"""

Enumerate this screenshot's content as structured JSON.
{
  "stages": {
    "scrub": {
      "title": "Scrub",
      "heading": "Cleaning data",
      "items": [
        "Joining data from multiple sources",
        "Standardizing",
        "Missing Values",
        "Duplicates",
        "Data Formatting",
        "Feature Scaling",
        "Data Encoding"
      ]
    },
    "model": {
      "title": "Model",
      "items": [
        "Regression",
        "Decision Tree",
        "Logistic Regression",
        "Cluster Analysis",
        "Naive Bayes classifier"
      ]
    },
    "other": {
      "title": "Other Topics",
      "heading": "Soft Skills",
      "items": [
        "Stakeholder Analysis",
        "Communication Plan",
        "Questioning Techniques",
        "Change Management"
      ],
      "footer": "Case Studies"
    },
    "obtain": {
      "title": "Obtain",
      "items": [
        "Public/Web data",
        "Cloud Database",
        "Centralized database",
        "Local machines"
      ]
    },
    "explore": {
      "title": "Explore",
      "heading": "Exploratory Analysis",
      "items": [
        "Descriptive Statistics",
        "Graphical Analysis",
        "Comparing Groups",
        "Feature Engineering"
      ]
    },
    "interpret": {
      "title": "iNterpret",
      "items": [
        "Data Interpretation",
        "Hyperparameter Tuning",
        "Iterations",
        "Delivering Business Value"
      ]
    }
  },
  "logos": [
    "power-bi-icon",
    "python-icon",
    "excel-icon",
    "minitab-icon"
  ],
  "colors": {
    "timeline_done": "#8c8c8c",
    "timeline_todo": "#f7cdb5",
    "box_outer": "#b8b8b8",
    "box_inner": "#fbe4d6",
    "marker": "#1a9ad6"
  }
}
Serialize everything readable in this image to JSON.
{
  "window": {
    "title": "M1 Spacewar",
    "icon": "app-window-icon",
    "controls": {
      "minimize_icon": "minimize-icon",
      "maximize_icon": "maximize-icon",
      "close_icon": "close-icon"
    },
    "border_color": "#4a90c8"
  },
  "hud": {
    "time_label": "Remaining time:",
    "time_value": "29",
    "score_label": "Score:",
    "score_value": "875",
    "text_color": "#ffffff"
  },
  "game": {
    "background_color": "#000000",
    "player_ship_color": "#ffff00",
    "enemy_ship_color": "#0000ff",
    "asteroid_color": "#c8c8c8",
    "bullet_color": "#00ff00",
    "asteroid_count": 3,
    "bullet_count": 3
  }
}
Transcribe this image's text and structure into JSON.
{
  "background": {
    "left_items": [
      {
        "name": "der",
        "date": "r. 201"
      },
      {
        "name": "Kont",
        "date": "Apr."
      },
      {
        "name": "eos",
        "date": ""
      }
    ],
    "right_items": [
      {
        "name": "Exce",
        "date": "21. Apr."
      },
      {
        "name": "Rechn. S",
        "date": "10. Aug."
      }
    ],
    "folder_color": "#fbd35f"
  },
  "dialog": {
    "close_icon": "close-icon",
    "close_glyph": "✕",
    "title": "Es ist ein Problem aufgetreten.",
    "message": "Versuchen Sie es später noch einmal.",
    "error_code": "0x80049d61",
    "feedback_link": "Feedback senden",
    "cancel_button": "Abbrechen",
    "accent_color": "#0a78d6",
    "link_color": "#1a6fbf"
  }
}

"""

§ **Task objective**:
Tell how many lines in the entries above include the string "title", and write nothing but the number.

§ **Response area**:
8